Olivier Darmouni, Kerry Siani, 29 October 2020

With the spread of COVID-19 and its economic consequences, many firms were in need of increased liquidity. This column documents that instead of relying on bank loans, firms preferred to issue corporate bonds on capital markets. Over 40% of bond issuers left their credit line untouched, and a large share of bond issuance was used to repay existing bank loans. Bond issuance was also used to increase holdings of liquid assets rather than for real investment. This suggests that the V-shaped recovery of bond markets is unlikely to lead to a V-shaped recovery in real activity.

Katie Farrant, Magda Rutkowska, Konstantinos Theodoridis, 09 February 2014
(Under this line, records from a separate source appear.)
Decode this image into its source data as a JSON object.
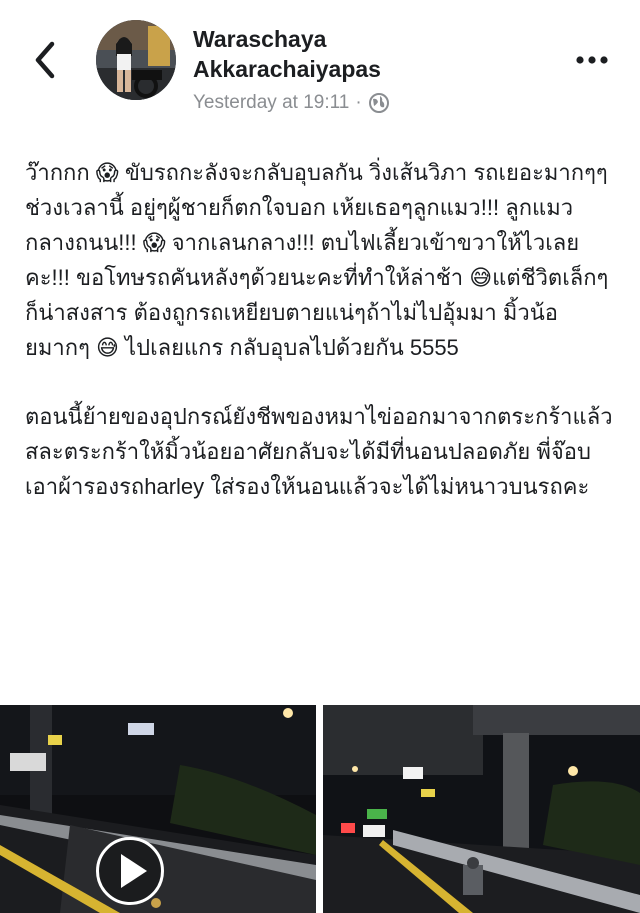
{
  "post": {
    "author_lines": [
      "Waraschaya",
      "Akkarachaiyapas"
    ],
    "timestamp": "Yesterday at 19:11",
    "separator": "·",
    "audience_icon": "globe-icon",
    "paragraph1": "ว๊ากกก 😱 ขับรถกะลังจะกลับอุบลกัน วิ่งเส้นวิภา รถเยอะมากๆๆช่วงเวลานี้ อยู่ๆผู้ชายก็ตกใจบอก เห้ยเธอๆลูกแมว!!! ลูกแมวกลางถนน!!! 😱 จากเลนกลาง!!! ตบไฟเลี้ยวเข้าขวาให้ไวเลยคะ!!! ขอโทษรถคันหลังๆด้วยนะคะที่ทำให้ล่าช้า 😅แต่ชีวิตเล็กๆก็น่าสงสาร ต้องถูกรถเหยียบตายแน่ๆถ้าไม่ไปอุ้มมา มิ้วน้อยมากๆ 😅 ไปเลยแกร กลับอุบลไปด้วยกัน 5555",
    "paragraph2": "ตอนนี้ย้ายของอุปกรณ์ยังชีพของหมาไข่ออกมาจากตระกร้าแล้ว สละตระกร้าให้มิ้วน้อยอาศัยกลับจะได้มีที่นอนปลอดภัย พี่จ๊อบเอาผ้ารองรถharley ใส่รองให้นอนแล้วจะได้ไม่หนาวบนรถคะ"
  },
  "icons": {
    "back": "chevron-left-icon",
    "more": "more-dots-icon",
    "play": "play-icon"
  },
  "colors": {
    "text": "#1c1e21",
    "meta": "#8a8d91",
    "background": "#ffffff"
  }
}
The investment decline in the UK that has followed after the recent crisis is hardly a surprise. What is baffling is that at the same time, corporate bond issuance has remained strong. This column discusses this puzzling pattern and provides possible explanations for it. Heterogeneity among companies is one possible argument, where firms with capital market access invest, and those without – do not. However, evidence from 2012 shows that investment across companies with capital fell as well. Thus, other factors – such as the increased financial uncertainty – could play a role in the investment decisions of companies.

CEPR Policy Research